The TCT has a long and distinguished history of excellent conservation outcomes in Tasmania.
The TCT was instrumental in protecting Precipitous Bluff from mining in 1975. It is now in the Tasmanian Wilderness World Heritage Area.
The creation of the Wellington Park in 1993 – providing protection of the iconic Hobart landmark followed two decades of work by the TCT.
The TCT has played a crucial role in the creation of federal environment legislation, the Environment Protection and Biodiversity Conservation Act 1999, Tasmania’s Threatened Species Protection Act 1995 and, recently, the Tasmanian Cat Management Act 2009. These acts continue to provide Tasmanians with opportunities to protect the environment.
Private land conservation:
For more than twenty years the TCT has been the primary non-government group working on private land conservation in Tasmania, playing a key role in the establishment of the Private Forest Conservation Program which protected more than 40,000 hectares of private land from 1998-2006.
Reservation of Crown land:
TCT played a crucial role in initiating the Crown Land Assessment and Classification Program which was completed in 2006 and to date has resulted in reservation of more than 50,000 hectares of Crown land.
Seafood Industry Council award:
The TCT’s Marine Campaigner Jon Bryan Won Tasmanian Seafood Industry Council 2011 Environment Award, in particular as recognition of his many years of involvement in advocating sustainable practices in numerous government fisheries management committees.
Tamar Valley Pulp Mill:

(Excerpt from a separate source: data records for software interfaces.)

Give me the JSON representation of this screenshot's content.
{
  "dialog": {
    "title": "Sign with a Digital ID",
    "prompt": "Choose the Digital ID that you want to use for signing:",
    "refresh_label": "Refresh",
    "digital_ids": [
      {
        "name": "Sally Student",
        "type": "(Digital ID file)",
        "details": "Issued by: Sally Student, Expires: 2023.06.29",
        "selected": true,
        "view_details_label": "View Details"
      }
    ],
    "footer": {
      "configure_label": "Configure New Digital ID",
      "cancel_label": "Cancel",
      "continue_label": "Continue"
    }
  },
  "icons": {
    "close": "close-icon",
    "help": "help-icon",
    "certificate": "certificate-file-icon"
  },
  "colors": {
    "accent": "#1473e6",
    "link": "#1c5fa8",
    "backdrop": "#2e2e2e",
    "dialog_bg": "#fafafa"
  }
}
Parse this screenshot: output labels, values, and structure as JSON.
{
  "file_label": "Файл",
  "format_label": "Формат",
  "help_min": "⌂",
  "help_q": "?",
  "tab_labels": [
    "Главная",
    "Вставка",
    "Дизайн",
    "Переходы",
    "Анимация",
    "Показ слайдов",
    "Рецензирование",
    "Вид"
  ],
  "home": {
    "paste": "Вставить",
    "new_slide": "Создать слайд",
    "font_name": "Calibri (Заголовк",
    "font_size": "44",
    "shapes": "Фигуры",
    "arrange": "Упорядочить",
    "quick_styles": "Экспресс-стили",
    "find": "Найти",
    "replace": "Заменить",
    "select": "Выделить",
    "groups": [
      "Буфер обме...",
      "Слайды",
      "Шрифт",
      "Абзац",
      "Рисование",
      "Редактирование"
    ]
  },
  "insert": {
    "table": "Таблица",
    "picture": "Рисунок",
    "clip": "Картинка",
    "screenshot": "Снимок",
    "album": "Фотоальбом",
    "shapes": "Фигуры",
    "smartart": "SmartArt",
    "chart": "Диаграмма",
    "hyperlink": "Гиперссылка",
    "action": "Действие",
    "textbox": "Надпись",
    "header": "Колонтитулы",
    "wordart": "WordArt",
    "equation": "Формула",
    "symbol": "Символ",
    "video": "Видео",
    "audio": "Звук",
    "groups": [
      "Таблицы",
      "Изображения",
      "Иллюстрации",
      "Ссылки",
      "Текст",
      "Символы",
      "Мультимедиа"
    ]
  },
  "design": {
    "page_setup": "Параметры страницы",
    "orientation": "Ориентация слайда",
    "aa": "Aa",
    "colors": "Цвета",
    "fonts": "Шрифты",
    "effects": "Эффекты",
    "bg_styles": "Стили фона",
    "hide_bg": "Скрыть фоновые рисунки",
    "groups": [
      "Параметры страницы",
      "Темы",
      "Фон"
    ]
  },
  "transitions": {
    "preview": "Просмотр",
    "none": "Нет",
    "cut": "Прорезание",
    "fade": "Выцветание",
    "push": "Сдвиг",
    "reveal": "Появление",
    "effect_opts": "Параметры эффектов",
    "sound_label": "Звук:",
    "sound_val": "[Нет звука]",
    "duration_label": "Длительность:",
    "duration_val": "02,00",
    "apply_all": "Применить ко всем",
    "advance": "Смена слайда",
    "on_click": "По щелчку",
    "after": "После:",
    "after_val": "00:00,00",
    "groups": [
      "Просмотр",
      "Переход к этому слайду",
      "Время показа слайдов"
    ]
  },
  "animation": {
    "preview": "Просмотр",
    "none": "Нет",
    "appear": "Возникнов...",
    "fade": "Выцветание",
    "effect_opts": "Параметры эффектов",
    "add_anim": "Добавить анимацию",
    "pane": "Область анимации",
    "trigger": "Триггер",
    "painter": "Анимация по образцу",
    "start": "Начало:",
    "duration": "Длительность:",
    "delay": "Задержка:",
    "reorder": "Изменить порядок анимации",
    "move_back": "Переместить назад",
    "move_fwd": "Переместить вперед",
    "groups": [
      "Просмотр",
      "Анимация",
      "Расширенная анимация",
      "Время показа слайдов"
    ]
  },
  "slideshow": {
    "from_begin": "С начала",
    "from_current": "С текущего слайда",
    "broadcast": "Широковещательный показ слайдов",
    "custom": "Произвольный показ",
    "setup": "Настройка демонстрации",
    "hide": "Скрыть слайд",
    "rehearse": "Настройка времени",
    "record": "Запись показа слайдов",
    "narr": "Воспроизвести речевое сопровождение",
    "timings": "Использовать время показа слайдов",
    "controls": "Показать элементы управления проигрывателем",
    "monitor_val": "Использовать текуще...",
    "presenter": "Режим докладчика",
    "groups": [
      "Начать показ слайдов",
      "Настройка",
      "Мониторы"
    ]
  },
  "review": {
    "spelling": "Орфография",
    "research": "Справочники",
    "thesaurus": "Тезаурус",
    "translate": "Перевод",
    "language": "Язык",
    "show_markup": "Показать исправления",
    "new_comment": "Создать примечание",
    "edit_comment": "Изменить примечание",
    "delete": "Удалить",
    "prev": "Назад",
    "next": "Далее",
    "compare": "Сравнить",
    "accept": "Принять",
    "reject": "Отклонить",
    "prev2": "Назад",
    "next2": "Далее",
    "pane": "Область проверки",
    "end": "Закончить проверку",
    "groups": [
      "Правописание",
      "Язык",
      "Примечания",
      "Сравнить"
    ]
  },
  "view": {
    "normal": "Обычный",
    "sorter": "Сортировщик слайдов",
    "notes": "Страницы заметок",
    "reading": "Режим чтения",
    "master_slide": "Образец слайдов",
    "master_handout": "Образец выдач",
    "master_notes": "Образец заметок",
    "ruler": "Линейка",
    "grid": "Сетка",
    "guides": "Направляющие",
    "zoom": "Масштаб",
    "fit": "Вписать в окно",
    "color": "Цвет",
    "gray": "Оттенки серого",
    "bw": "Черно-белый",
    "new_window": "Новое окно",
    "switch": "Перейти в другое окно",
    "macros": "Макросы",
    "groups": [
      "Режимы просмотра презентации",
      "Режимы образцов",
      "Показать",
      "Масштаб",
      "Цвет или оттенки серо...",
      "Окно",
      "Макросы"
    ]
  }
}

In 2011 the TCT took Gunns to court in an attempt to have the permit for the Tamar Valley Pulp Mill revoked. Although legislation in 2014 stopped this court case, the case undoubtedly deterred investors and was probably the final straw that broke the back of Gunns in 2012. While the TCT’s goal is to stop the mill rather than bring down a company, this certainly has deterred any other investor from coming forward.
Stopping land clearing at Ansons Bay:
We are currently in court seeking to stop clearing of 1804 hectares of forest on private land near Ansons Bay. The TCT’s long interest in private land conservation and litigation in related areas means it has very strong grounds to take court cases such as this. Many other groups do not have such strong legal standing.
Rocky reef marine habitats:
Over the last decade the TCT has been a lone voice in highlighting the devastating loss of marine habitats on Tasmania’s east coast due to proliferation of the Centrostephanus sea urchin, which is related to over-fishing of rock lobster. The TCT’s public pressure contributed to DPIPWE establishing the Centrastephanus Working Group to investigate possible means of controlling the species.
The TCT provided vital leadership in the successful campaign to stop the supertrawler Margiris and have the previous Federal government institute a two year ban on similar ships. TCT’s vital technical knowledge of the fishery and long term relationship with recreational fishers was a critical element in the campaigns success and for ensuring this key alliance has continued to be effective as it seeks a permanent ban.
Tassie Eco Film Festival:
In 2015 the TCT held the Tassie Eco Film Festival, Tasmania’s first ever environmental film festival. TEFF is an apolitical entertaining four-day festival, held each year in November at the State Cinema that aims to engage with a broader public demographic on environmental issues.
Behind the scenes work:
Just as valuable as some of these tangible achievements has been the back room work that the TCT has done for decades and continues today participating in committees and making submissions to government. These are very important issues but most are not headline grabbers, including management of wild fisheries, aquaculture, planning reform, biosecurity and cat management to name just a few current examples.